** Task statement **
Pictures must be kept out of the copy. Every entry is to be duplicated exactly.

** Task inputs **
-=-=-=-=-

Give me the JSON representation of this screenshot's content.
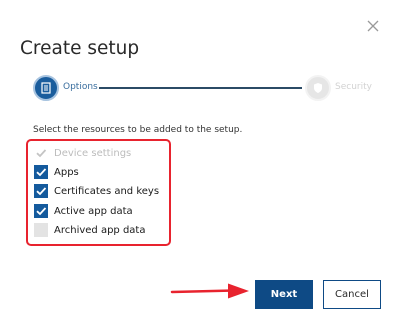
{
  "dialog": {
    "title": "Create setup",
    "close_icon": "close-icon"
  },
  "stepper": {
    "steps": [
      {
        "label": "Options",
        "icon": "document-icon",
        "state": "active"
      },
      {
        "label": "Security",
        "icon": "shield-icon",
        "state": "inactive"
      }
    ]
  },
  "instructions": "Select the resources to be added to the setup.",
  "options": [
    {
      "label": "Device settings",
      "checked": true,
      "disabled": true
    },
    {
      "label": "Apps",
      "checked": true,
      "disabled": false
    },
    {
      "label": "Certificates and keys",
      "checked": true,
      "disabled": false
    },
    {
      "label": "Active app data",
      "checked": true,
      "disabled": false
    },
    {
      "label": "Archived app data",
      "checked": false,
      "disabled": false
    }
  ],
  "buttons": {
    "next": "Next",
    "cancel": "Cancel"
  },
  "colors": {
    "primary": "#0e4a85",
    "highlight": "#e8232e"
  }
}
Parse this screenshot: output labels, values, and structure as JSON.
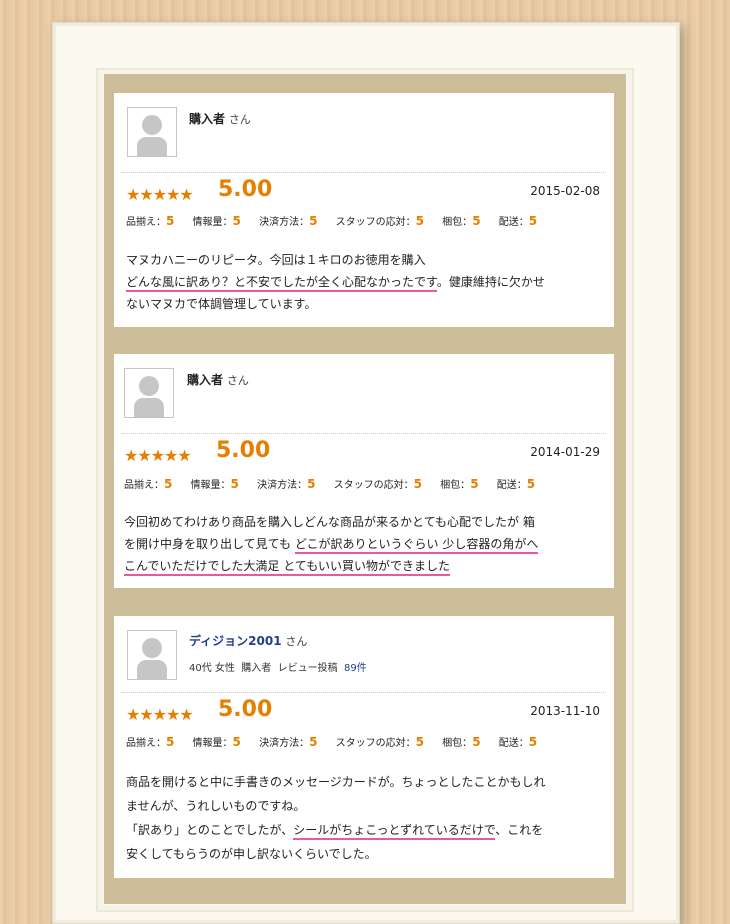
{
  "reviews": [
    {
      "reviewer": "購入者",
      "honorific": "さん",
      "rating_stars": "★★★★★",
      "rating": "5.00",
      "date": "2015-02-08",
      "sub_ratings": [
        {
          "label": "品揃え：",
          "value": "5"
        },
        {
          "label": "情報量：",
          "value": "5"
        },
        {
          "label": "決済方法：",
          "value": "5"
        },
        {
          "label": "スタッフの応対：",
          "value": "5"
        },
        {
          "label": "梱包：",
          "value": "5"
        },
        {
          "label": "配送：",
          "value": "5"
        }
      ],
      "body": {
        "l1": "マヌカハニーのリピータ。今回は１キロのお徳用を購入",
        "l2_hl": "どんな風に訳あり？と不安でしたが全く心配なかったです",
        "l2_rest": "。健康維持に欠かせ",
        "l3": "ないマヌカで体調管理しています。"
      }
    },
    {
      "reviewer": "購入者",
      "honorific": "さん",
      "rating_stars": "★★★★★",
      "rating": "5.00",
      "date": "2014-01-29",
      "sub_ratings": [
        {
          "label": "品揃え：",
          "value": "5"
        },
        {
          "label": "情報量：",
          "value": "5"
        },
        {
          "label": "決済方法：",
          "value": "5"
        },
        {
          "label": "スタッフの応対：",
          "value": "5"
        },
        {
          "label": "梱包：",
          "value": "5"
        },
        {
          "label": "配送：",
          "value": "5"
        }
      ],
      "body": {
        "l1": "今回初めてわけあり商品を購入しどんな商品が来るかとても心配でしたが 箱",
        "l2_pre": "を開け中身を取り出して見ても ",
        "l2_hl": "どこが訳ありというぐらい 少し容器の角がへ",
        "l3_hl": "こんでいただけでした大満足 とてもいい買い物ができました"
      }
    },
    {
      "reviewer": "ディジョン2001",
      "honorific": "さん",
      "meta": {
        "age_gender": "40代 女性",
        "buyer": "購入者",
        "posts_label": "レビュー投稿",
        "posts_count": "89件"
      },
      "rating_stars": "★★★★★",
      "rating": "5.00",
      "date": "2013-11-10",
      "sub_ratings": [
        {
          "label": "品揃え：",
          "value": "5"
        },
        {
          "label": "情報量：",
          "value": "5"
        },
        {
          "label": "決済方法：",
          "value": "5"
        },
        {
          "label": "スタッフの応対：",
          "value": "5"
        },
        {
          "label": "梱包：",
          "value": "5"
        },
        {
          "label": "配送：",
          "value": "5"
        }
      ],
      "body": {
        "l1": "商品を開けると中に手書きのメッセージカードが。ちょっとしたことかもしれ",
        "l2": "ませんが、うれしいものですね。",
        "l3_pre": "「訳あり」とのことでしたが、",
        "l3_hl": "シールがちょこっとずれているだけで",
        "l3_post": "、これを",
        "l4": "安くしてもらうのが申し訳ないくらいでした。"
      }
    }
  ],
  "colors": {
    "accent": "#e67e00",
    "highlight": "#e45aa8",
    "link": "#233f8a",
    "mat": "#cbbe99"
  }
}
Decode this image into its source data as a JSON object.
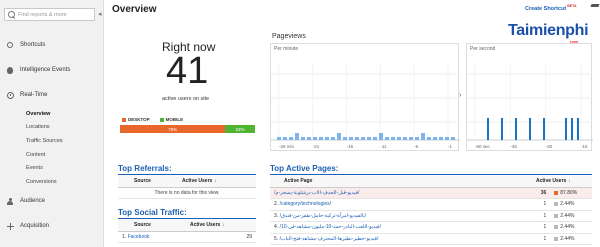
{
  "sidebar": {
    "search_placeholder": "Find reports & more",
    "collapse_glyph": "◂",
    "sections": {
      "shortcuts": "Shortcuts",
      "intelligence": "Intelligence Events",
      "realtime": "Real-Time",
      "audience": "Audience",
      "acquisition": "Acquisition"
    },
    "realtime_items": [
      "Overview",
      "Locations",
      "Traffic Sources",
      "Content",
      "Events",
      "Conversions"
    ]
  },
  "header": {
    "title": "Overview",
    "create_shortcut": "Create Shortcut",
    "beta": "BETA"
  },
  "watermark": {
    "word": "Taimienphi",
    "tld": ".vn"
  },
  "right_now": {
    "title": "Right now",
    "active_users": "41",
    "caption": "active users on site",
    "desktop_label": "DESKTOP",
    "mobile_label": "MOBILE",
    "desktop_pct": "78%",
    "mobile_pct": "22%",
    "desktop_share": 0.78,
    "desktop_color": "#e8672b",
    "mobile_color": "#50b432"
  },
  "pageviews": {
    "title": "Pageviews",
    "per_minute_label": "Per minute",
    "per_second_label": "Per second",
    "minute_ticks": [
      "-26 min",
      "-21",
      "-16",
      "-11",
      "-6",
      "-1"
    ],
    "second_ticks": [
      "-60 sec",
      "-45",
      "-30",
      "-15"
    ],
    "arrow_glyph": "›",
    "bar_color": "#7cb5ec",
    "sec_bar_color": "#1a74c2"
  },
  "referrals": {
    "title": "Top Referrals:",
    "col_source": "Source",
    "col_active": "Active Users",
    "sort_glyph": "↓",
    "empty_text": "There is no data for this view."
  },
  "social": {
    "title": "Top Social Traffic:",
    "col_source": "Source",
    "col_active": "Active Users",
    "sort_glyph": "↓",
    "rows": [
      {
        "idx": "1.",
        "source": "Facebook",
        "users": "29"
      }
    ]
  },
  "pages": {
    "title": "Top Active Pages:",
    "col_page": "Active Page",
    "col_active": "Active Users",
    "sort_glyph": "↓",
    "rows": [
      {
        "idx": "",
        "page": "/فيديو-قبل-الحدف-الاب-برشلونة-يسخر-م/",
        "users": "36",
        "pct": "87.80%"
      },
      {
        "idx": "2.",
        "page": "/category/technologies/",
        "users": "1",
        "pct": "2.44%"
      },
      {
        "idx": "3.",
        "page": "/بالفيديو-امرأة-تركية-حامل-تقفز-من-فندق/",
        "users": "1",
        "pct": "2.44%"
      },
      {
        "idx": "4.",
        "page": "/فيديو-اللعب-البادر-حمد-10-مليون-مشاهد-في-10/",
        "users": "1",
        "pct": "2.44%"
      },
      {
        "idx": "5.",
        "page": "/فيديو-خطير-تطيرها-المحترف-مشاهد-فتح-الباب/",
        "users": "1",
        "pct": "2.44%"
      }
    ]
  }
}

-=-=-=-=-

** Result below **
Give me the JSON representation of this screenshot's content.
{
  "dialog": {
    "title": "Create setup",
    "close_icon": "close-icon"
  },
  "stepper": {
    "steps": [
      {
        "label": "Options",
        "icon": "document-icon",
        "state": "active"
      },
      {
        "label": "Security",
        "icon": "shield-icon",
        "state": "inactive"
      }
    ]
  },
  "instructions": "Select the resources to be added to the setup.",
  "options": [
    {
      "label": "Device settings",
      "checked": true,
      "disabled": true
    },
    {
      "label": "Apps",
      "checked": true,
      "disabled": false
    },
    {
      "label": "Certificates and keys",
      "checked": true,
      "disabled": false
    },
    {
      "label": "Active app data",
      "checked": true,
      "disabled": false
    },
    {
      "label": "Archived app data",
      "checked": false,
      "disabled": false
    }
  ],
  "buttons": {
    "next": "Next",
    "cancel": "Cancel"
  },
  "colors": {
    "primary": "#0e4a85",
    "highlight": "#e8232e"
  }
}
Parse this screenshot: output labels, values, and structure as JSON.
{
  "reviews": [
    {
      "reviewer": "購入者",
      "honorific": "さん",
      "rating_stars": "★★★★★",
      "rating": "5.00",
      "date": "2015-02-08",
      "sub_ratings": [
        {
          "label": "品揃え：",
          "value": "5"
        },
        {
          "label": "情報量：",
          "value": "5"
        },
        {
          "label": "決済方法：",
          "value": "5"
        },
        {
          "label": "スタッフの応対：",
          "value": "5"
        },
        {
          "label": "梱包：",
          "value": "5"
        },
        {
          "label": "配送：",
          "value": "5"
        }
      ],
      "body": {
        "l1": "マヌカハニーのリピータ。今回は１キロのお徳用を購入",
        "l2_hl": "どんな風に訳あり？と不安でしたが全く心配なかったです",
        "l2_rest": "。健康維持に欠かせ",
        "l3": "ないマヌカで体調管理しています。"
      }
    },
    {
      "reviewer": "購入者",
      "honorific": "さん",
      "rating_stars": "★★★★★",
      "rating": "5.00",
      "date": "2014-01-29",
      "sub_ratings": [
        {
          "label": "品揃え：",
          "value": "5"
        },
        {
          "label": "情報量：",
          "value": "5"
        },
        {
          "label": "決済方法：",
          "value": "5"
        },
        {
          "label": "スタッフの応対：",
          "value": "5"
        },
        {
          "label": "梱包：",
          "value": "5"
        },
        {
          "label": "配送：",
          "value": "5"
        }
      ],
      "body": {
        "l1": "今回初めてわけあり商品を購入しどんな商品が来るかとても心配でしたが 箱",
        "l2_pre": "を開け中身を取り出して見ても ",
        "l2_hl": "どこが訳ありというぐらい 少し容器の角がへ",
        "l3_hl": "こんでいただけでした大満足 とてもいい買い物ができました"
      }
    },
    {
      "reviewer": "ディジョン2001",
      "honorific": "さん",
      "meta": {
        "age_gender": "40代 女性",
        "buyer": "購入者",
        "posts_label": "レビュー投稿",
        "posts_count": "89件"
      },
      "rating_stars": "★★★★★",
      "rating": "5.00",
      "date": "2013-11-10",
      "sub_ratings": [
        {
          "label": "品揃え：",
          "value": "5"
        },
        {
          "label": "情報量：",
          "value": "5"
        },
        {
          "label": "決済方法：",
          "value": "5"
        },
        {
          "label": "スタッフの応対：",
          "value": "5"
        },
        {
          "label": "梱包：",
          "value": "5"
        },
        {
          "label": "配送：",
          "value": "5"
        }
      ],
      "body": {
        "l1": "商品を開けると中に手書きのメッセージカードが。ちょっとしたことかもしれ",
        "l2": "ませんが、うれしいものですね。",
        "l3_pre": "「訳あり」とのことでしたが、",
        "l3_hl": "シールがちょこっとずれているだけで",
        "l3_post": "、これを",
        "l4": "安くしてもらうのが申し訳ないくらいでした。"
      }
    }
  ],
  "colors": {
    "accent": "#e67e00",
    "highlight": "#e45aa8",
    "link": "#233f8a",
    "mat": "#cbbe99"
  }
}
Decode this image into its source data as a JSON object.
{
  "sidebar": {
    "search_placeholder": "Find reports & more",
    "collapse_glyph": "◂",
    "sections": {
      "shortcuts": "Shortcuts",
      "intelligence": "Intelligence Events",
      "realtime": "Real-Time",
      "audience": "Audience",
      "acquisition": "Acquisition"
    },
    "realtime_items": [
      "Overview",
      "Locations",
      "Traffic Sources",
      "Content",
      "Events",
      "Conversions"
    ]
  },
  "header": {
    "title": "Overview",
    "create_shortcut": "Create Shortcut",
    "beta": "BETA"
  },
  "watermark": {
    "word": "Taimienphi",
    "tld": ".vn"
  },
  "right_now": {
    "title": "Right now",
    "active_users": "41",
    "caption": "active users on site",
    "desktop_label": "DESKTOP",
    "mobile_label": "MOBILE",
    "desktop_pct": "78%",
    "mobile_pct": "22%",
    "desktop_share": 0.78,
    "desktop_color": "#e8672b",
    "mobile_color": "#50b432"
  },
  "pageviews": {
    "title": "Pageviews",
    "per_minute_label": "Per minute",
    "per_second_label": "Per second",
    "minute_ticks": [
      "-26 min",
      "-21",
      "-16",
      "-11",
      "-6",
      "-1"
    ],
    "second_ticks": [
      "-60 sec",
      "-45",
      "-30",
      "-15"
    ],
    "arrow_glyph": "›",
    "bar_color": "#7cb5ec",
    "sec_bar_color": "#1a74c2"
  },
  "referrals": {
    "title": "Top Referrals:",
    "col_source": "Source",
    "col_active": "Active Users",
    "sort_glyph": "↓",
    "empty_text": "There is no data for this view."
  },
  "social": {
    "title": "Top Social Traffic:",
    "col_source": "Source",
    "col_active": "Active Users",
    "sort_glyph": "↓",
    "rows": [
      {
        "idx": "1.",
        "source": "Facebook",
        "users": "29"
      }
    ]
  },
  "pages": {
    "title": "Top Active Pages:",
    "col_page": "Active Page",
    "col_active": "Active Users",
    "sort_glyph": "↓",
    "rows": [
      {
        "idx": "",
        "page": "/فيديو-قبل-الحدف-الاب-برشلونة-يسخر-م/",
        "users": "36",
        "pct": "87.80%"
      },
      {
        "idx": "2.",
        "page": "/category/technologies/",
        "users": "1",
        "pct": "2.44%"
      },
      {
        "idx": "3.",
        "page": "/بالفيديو-امرأة-تركية-حامل-تقفز-من-فندق/",
        "users": "1",
        "pct": "2.44%"
      },
      {
        "idx": "4.",
        "page": "/فيديو-اللعب-البادر-حمد-10-مليون-مشاهد-في-10/",
        "users": "1",
        "pct": "2.44%"
      },
      {
        "idx": "5.",
        "page": "/فيديو-خطير-تطيرها-المحترف-مشاهد-فتح-الباب/",
        "users": "1",
        "pct": "2.44%"
      }
    ]
  }
}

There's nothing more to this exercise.